The most cynical answers I sometimes fear are "well, it is there" [just like Mount Everest], "no one has done this before", and "I can get a paper out of this."
It is not hard to find regions of unexplored parameter space for most models. One can simply add next-nearest neighbour hopping terms, change the lattice (anisotropic, triangular, Kagome, honeycomb, ...) , or add more Coulomb or exchange interactions, or add a magnetic flux, ....
The list is almost endless.
But, so what?
Here are a few good reasons of why exploring a particular parameter regime may be worth doing. Only one of them is sufficient.
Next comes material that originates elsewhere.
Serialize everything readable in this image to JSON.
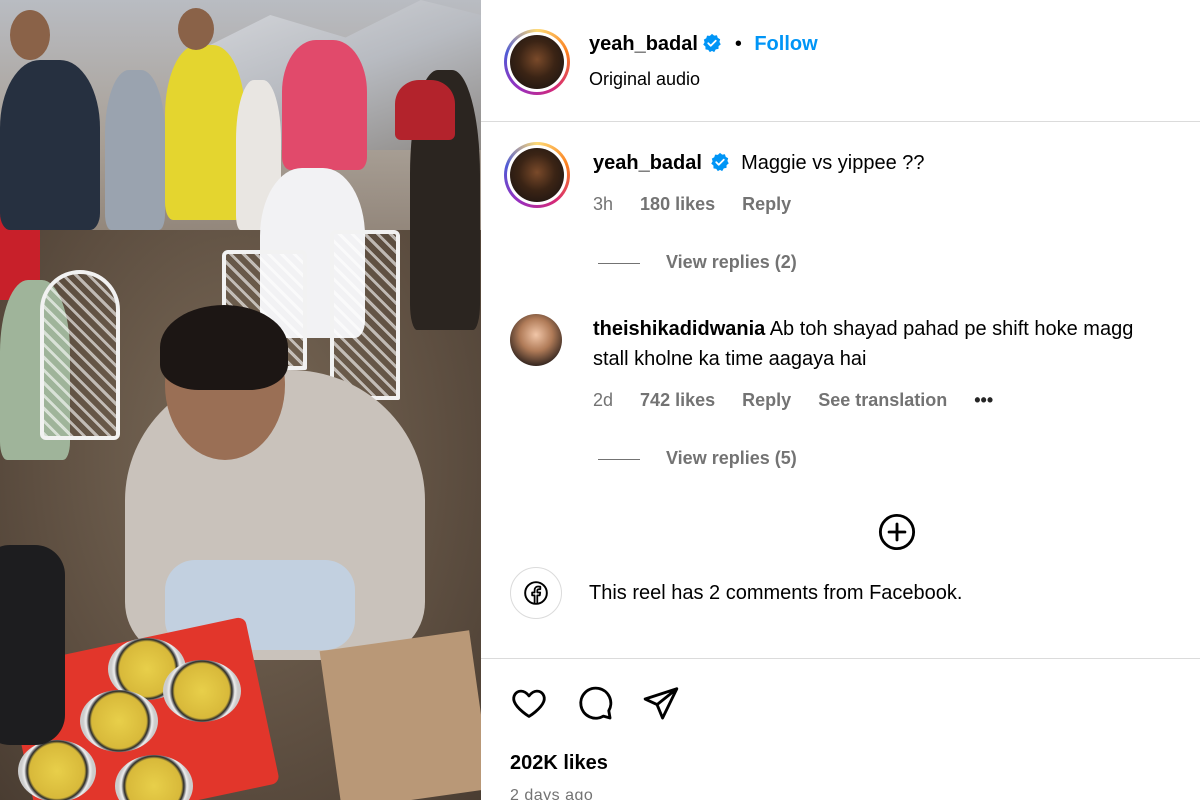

Often only one may be true.
In this parameter regime:
A1. There is an actual material that is believed to be described by this Hamiltonian.
A2. Given the inevitable uncertainty in the actual parameters for a specific material it is worth knowing how much calculated properties change as the parameters are varied.
B. There may be a new phase of matter or at least qualitatively different behaviour.
C. One can gain physical insight into the model.
D. A particular analytical approximation or numerical method is known to be reliable.
E. Provides a good testing ground for the reliability of a new analytical approximation or numerical method.
I welcome comments.